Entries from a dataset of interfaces
***
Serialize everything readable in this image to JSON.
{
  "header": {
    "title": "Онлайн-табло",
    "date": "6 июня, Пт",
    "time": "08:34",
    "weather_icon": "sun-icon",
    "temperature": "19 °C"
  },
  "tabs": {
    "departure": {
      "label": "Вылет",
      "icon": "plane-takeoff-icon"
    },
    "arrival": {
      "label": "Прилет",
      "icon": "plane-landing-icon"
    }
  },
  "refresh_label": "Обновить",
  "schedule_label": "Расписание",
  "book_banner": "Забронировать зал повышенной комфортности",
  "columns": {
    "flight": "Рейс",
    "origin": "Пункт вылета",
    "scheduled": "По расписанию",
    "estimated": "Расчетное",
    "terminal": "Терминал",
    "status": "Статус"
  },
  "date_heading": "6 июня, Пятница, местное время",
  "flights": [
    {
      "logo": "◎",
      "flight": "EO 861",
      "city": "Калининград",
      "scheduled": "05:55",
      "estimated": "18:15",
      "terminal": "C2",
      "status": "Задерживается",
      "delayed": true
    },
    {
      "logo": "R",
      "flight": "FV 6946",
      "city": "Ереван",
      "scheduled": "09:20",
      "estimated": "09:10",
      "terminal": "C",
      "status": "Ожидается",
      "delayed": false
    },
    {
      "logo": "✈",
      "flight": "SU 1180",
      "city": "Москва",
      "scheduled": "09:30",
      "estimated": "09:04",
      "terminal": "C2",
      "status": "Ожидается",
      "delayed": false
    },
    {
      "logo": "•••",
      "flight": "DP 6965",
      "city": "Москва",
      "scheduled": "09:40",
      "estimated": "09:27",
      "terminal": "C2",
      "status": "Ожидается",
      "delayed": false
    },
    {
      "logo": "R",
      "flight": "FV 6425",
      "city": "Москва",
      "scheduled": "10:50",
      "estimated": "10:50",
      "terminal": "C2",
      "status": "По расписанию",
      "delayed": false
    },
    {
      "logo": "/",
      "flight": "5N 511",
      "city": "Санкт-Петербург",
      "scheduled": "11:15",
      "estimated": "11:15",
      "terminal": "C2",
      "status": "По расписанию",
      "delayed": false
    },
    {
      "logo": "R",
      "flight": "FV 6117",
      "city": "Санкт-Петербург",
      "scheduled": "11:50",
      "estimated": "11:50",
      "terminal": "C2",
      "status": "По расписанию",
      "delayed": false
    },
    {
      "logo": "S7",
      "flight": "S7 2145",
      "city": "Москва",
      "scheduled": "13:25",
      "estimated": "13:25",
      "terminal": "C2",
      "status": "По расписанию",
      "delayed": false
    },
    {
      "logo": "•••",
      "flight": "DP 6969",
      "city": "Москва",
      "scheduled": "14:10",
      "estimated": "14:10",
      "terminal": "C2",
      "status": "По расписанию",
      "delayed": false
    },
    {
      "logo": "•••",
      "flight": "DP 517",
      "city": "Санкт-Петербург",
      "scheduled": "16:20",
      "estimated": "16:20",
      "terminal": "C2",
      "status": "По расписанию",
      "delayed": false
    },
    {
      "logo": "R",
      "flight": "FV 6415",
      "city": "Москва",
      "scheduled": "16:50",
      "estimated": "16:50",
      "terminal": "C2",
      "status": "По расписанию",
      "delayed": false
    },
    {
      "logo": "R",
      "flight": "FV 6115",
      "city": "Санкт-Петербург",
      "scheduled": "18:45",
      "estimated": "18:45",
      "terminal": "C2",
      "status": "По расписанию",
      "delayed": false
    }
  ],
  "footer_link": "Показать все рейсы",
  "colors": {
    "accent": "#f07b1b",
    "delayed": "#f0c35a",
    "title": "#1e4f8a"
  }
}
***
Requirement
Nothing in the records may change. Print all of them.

Answer for the task
Serialize everything readable in this image to JSON.
{
  "header": {
    "title": "Онлайн-табло",
    "date": "6 июня, Пт",
    "time": "08:34",
    "weather_icon": "sun-icon",
    "temperature": "19 °C"
  },
  "tabs": {
    "departure": {
      "label": "Вылет",
      "icon": "plane-takeoff-icon"
    },
    "arrival": {
      "label": "Прилет",
      "icon": "plane-landing-icon"
    }
  },
  "refresh_label": "Обновить",
  "schedule_label": "Расписание",
  "book_banner": "Забронировать зал повышенной комфортности",
  "columns": {
    "flight": "Рейс",
    "origin": "Пункт вылета",
    "scheduled": "По расписанию",
    "estimated": "Расчетное",
    "terminal": "Терминал",
    "status": "Статус"
  },
  "date_heading": "6 июня, Пятница, местное время",
  "flights": [
    {
      "logo": "◎",
      "flight": "EO 861",
      "city": "Калининград",
      "scheduled": "05:55",
      "estimated": "18:15",
      "terminal": "C2",
      "status": "Задерживается",
      "delayed": true
    },
    {
      "logo": "R",
      "flight": "FV 6946",
      "city": "Ереван",
      "scheduled": "09:20",
      "estimated": "09:10",
      "terminal": "C",
      "status": "Ожидается",
      "delayed": false
    },
    {
      "logo": "✈",
      "flight": "SU 1180",
      "city": "Москва",
      "scheduled": "09:30",
      "estimated": "09:04",
      "terminal": "C2",
      "status": "Ожидается",
      "delayed": false
    },
    {
      "logo": "•••",
      "flight": "DP 6965",
      "city": "Москва",
      "scheduled": "09:40",
      "estimated": "09:27",
      "terminal": "C2",
      "status": "Ожидается",
      "delayed": false
    },
    {
      "logo": "R",
      "flight": "FV 6425",
      "city": "Москва",
      "scheduled": "10:50",
      "estimated": "10:50",
      "terminal": "C2",
      "status": "По расписанию",
      "delayed": false
    },
    {
      "logo": "/",
      "flight": "5N 511",
      "city": "Санкт-Петербург",
      "scheduled": "11:15",
      "estimated": "11:15",
      "terminal": "C2",
      "status": "По расписанию",
      "delayed": false
    },
    {
      "logo": "R",
      "flight": "FV 6117",
      "city": "Санкт-Петербург",
      "scheduled": "11:50",
      "estimated": "11:50",
      "terminal": "C2",
      "status": "По расписанию",
      "delayed": false
    },
    {
      "logo": "S7",
      "flight": "S7 2145",
      "city": "Москва",
      "scheduled": "13:25",
      "estimated": "13:25",
      "terminal": "C2",
      "status": "По расписанию",
      "delayed": false
    },
    {
      "logo": "•••",
      "flight": "DP 6969",
      "city": "Москва",
      "scheduled": "14:10",
      "estimated": "14:10",
      "terminal": "C2",
      "status": "По расписанию",
      "delayed": false
    },
    {
      "logo": "•••",
      "flight": "DP 517",
      "city": "Санкт-Петербург",
      "scheduled": "16:20",
      "estimated": "16:20",
      "terminal": "C2",
      "status": "По расписанию",
      "delayed": false
    },
    {
      "logo": "R",
      "flight": "FV 6415",
      "city": "Москва",
      "scheduled": "16:50",
      "estimated": "16:50",
      "terminal": "C2",
      "status": "По расписанию",
      "delayed": false
    },
    {
      "logo": "R",
      "flight": "FV 6115",
      "city": "Санкт-Петербург",
      "scheduled": "18:45",
      "estimated": "18:45",
      "terminal": "C2",
      "status": "По расписанию",
      "delayed": false
    }
  ],
  "footer_link": "Показать все рейсы",
  "colors": {
    "accent": "#f07b1b",
    "delayed": "#f0c35a",
    "title": "#1e4f8a"
  }
}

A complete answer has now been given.